On fantasy fiction and healing magic

Fantasy comes in many mediums, books, movies, video games, paintings, poetry and many more.  It provides an escape for artists and consumers alike and unleashes the imagination; challenges our comfort zones.  Even in far off worlds, we can find kinship with characters that make difficult moral, social, and life changing decisions, whilst escaping the often mundane circumstances of our own lives.

Don’t get me wrong, reality is important, but fantasy is not so far off from reality as many make it out to be.  The stereotype of the nerd or the geek is always laughed at.  People look at me like I’m a freak when I mention I play Dungeons and Dragons, even more so for being unashamed and proud of it.  Mainstream society paints fantasy and fiction as a guilty pleasure to be indulged in where no one else can see.

I believe that fantasy is a relevant genre, no matter what medium it is portrayed in.  As a child, books were my escape from a world I often had no wish to be in, away from a life at school and home that I sometimes hated.  As I grew older, books still held my interest, but I discovered video games and found some of the same things that I loved about books were also in games, except I could BE the heroine, instead of just identify with the hero or heroine.  The escape was important, but also the trials characters had to go through was important.  I was not alone.  Even if others did not see the hero’s problem, he still had to struggle through it.

My philosophy on writing has evolved from the books I love to read and the things I have experienced in my own life.  Video games influence my writing heavily as well as Dungeons and Dragons campaigns I have played with friends.  I look for inspiration wherever I go and when I bring it back to my writing, I keep coming back to fantasy.

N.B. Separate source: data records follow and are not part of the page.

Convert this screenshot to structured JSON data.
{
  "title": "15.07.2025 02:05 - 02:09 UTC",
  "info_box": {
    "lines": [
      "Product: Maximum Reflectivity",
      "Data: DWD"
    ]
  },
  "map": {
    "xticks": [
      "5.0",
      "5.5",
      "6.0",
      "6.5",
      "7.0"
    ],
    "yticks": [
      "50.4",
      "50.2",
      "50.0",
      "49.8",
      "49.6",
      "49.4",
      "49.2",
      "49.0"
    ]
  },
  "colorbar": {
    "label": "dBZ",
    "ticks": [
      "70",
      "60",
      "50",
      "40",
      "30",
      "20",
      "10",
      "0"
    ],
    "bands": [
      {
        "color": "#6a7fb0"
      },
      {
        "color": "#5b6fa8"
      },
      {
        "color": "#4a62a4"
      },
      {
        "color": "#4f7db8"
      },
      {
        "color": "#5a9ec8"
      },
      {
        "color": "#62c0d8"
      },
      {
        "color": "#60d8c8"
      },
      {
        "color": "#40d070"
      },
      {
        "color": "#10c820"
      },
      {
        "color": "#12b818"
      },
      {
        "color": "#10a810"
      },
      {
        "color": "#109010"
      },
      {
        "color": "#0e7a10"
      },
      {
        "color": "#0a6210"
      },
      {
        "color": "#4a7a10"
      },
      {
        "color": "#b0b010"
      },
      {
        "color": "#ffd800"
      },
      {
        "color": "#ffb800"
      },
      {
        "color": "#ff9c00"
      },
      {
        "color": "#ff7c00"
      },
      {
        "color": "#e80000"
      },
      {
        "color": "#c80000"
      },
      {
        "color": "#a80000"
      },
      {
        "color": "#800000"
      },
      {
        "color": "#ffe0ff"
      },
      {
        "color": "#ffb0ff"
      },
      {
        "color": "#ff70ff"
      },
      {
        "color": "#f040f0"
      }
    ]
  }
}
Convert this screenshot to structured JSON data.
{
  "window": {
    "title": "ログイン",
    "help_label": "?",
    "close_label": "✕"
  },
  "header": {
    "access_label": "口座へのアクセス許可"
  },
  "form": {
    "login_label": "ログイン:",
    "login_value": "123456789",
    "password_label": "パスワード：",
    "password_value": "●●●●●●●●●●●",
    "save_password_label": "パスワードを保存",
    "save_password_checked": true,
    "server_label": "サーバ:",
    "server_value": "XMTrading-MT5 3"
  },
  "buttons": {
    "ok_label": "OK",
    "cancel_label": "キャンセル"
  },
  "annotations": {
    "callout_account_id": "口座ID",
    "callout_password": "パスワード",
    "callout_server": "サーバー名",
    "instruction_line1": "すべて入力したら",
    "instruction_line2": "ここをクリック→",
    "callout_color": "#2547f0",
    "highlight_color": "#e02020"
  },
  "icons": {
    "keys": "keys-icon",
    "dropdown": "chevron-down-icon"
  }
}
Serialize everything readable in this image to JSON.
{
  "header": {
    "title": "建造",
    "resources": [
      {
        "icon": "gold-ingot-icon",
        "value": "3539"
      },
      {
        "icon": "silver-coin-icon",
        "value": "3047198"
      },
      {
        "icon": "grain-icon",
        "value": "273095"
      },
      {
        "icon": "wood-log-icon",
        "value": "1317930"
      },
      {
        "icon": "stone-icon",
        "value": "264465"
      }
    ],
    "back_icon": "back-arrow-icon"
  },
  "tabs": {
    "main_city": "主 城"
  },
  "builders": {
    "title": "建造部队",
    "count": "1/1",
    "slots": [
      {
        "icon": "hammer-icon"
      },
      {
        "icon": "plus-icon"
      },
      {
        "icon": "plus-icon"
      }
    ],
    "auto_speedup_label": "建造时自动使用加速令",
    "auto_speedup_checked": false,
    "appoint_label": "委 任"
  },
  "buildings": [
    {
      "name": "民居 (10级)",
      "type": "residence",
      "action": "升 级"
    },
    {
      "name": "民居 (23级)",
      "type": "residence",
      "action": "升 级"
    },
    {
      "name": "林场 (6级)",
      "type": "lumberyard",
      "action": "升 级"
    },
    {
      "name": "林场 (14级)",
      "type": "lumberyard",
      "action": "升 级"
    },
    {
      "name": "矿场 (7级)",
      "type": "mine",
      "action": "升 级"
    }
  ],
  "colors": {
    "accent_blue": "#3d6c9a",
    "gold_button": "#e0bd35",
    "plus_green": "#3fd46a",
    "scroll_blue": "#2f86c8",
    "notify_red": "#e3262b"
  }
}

I was told once in high school by a creative writing teacher that I should write something other than fantasy.  I was told as an undergraduate creative writing student that I would never get accepted into a Master’s program writing “genre fiction”.  I was told that I was a great writer, but that basically because I had chosen a genre that wasn’t considered “literary” I would never make it far.  I am here today to challenge that.

Art is meant to make us feel something.  Whether it is writing, painting, a video game (yes I consider games a medium of art, just look at those things!), or a doodle in a sketchbook, art is emotion.  Books and games helped me through some of the toughest times of my life and continue to help me through difficult days.

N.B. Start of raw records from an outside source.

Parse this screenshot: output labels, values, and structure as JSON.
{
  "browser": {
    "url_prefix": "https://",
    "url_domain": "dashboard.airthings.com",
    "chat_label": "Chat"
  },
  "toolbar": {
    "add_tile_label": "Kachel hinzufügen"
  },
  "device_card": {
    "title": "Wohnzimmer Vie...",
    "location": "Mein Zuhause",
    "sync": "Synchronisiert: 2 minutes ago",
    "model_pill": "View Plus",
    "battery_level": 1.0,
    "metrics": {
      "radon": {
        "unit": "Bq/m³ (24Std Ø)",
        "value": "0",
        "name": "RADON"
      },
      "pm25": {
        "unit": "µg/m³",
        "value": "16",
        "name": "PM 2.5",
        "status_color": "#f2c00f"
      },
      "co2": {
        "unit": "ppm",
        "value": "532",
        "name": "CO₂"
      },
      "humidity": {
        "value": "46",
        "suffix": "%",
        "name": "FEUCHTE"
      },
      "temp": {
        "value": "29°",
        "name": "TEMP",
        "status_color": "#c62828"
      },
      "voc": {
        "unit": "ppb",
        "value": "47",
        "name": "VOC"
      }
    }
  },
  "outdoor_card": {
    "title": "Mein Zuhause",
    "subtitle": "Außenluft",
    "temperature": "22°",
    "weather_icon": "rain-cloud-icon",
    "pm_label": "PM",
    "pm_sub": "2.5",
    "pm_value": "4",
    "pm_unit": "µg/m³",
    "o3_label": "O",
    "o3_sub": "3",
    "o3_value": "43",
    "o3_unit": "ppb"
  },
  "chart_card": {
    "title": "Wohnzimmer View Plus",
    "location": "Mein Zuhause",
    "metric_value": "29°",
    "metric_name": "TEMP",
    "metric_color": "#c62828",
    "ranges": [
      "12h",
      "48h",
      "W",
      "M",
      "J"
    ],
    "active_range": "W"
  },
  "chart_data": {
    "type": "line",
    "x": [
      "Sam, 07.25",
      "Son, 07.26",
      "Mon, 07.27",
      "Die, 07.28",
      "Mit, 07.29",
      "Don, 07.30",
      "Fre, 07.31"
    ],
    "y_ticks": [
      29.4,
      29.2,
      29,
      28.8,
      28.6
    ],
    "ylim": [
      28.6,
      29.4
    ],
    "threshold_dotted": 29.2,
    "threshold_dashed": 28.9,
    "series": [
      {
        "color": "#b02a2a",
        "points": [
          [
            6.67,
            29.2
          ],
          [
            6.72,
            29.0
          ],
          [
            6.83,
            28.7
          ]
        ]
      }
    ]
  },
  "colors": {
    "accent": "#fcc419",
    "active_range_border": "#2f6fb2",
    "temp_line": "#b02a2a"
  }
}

That is why I write.  I write for the hurt ones.  The lost ones.  The boys and girls who have gone through unspeakable horrors and cannot find words to come to terms with what has happened to them.  The ones who pick up a book to be swept away into another world to escape the one that they are in.  The ones who desperately need to read about someone who has gone through something that they can relate to, whether the situation is the same or just the emotions are the same.  Writing heals and fantasy is a way to bring together escapism and healing and bring our young people back into reality feeling whole.

This blog is about my journey as a writer.  I want to share with you what I believe writing should be, what I am doing with my writing and to just share some of the things I love.  I have a love for fantasy in all mediums, and if it hasn’t been made clear by this point in the entry, I write fantasy fiction.  I hope to share reviews of books I love and give recommendations for anyone looking for an escape or healing.  I play a lot of video games and would love to talk about them here, especially video games as an art form and how they contribute to the fantasy genre.  Music is also a huge influence to my writing and I plan to talk about how that medium has shaped me.

Here I am starting a journey.  Come with me and let us get lost in a place that will blur the lines between reality and fantasy until we walk as if both worlds are one.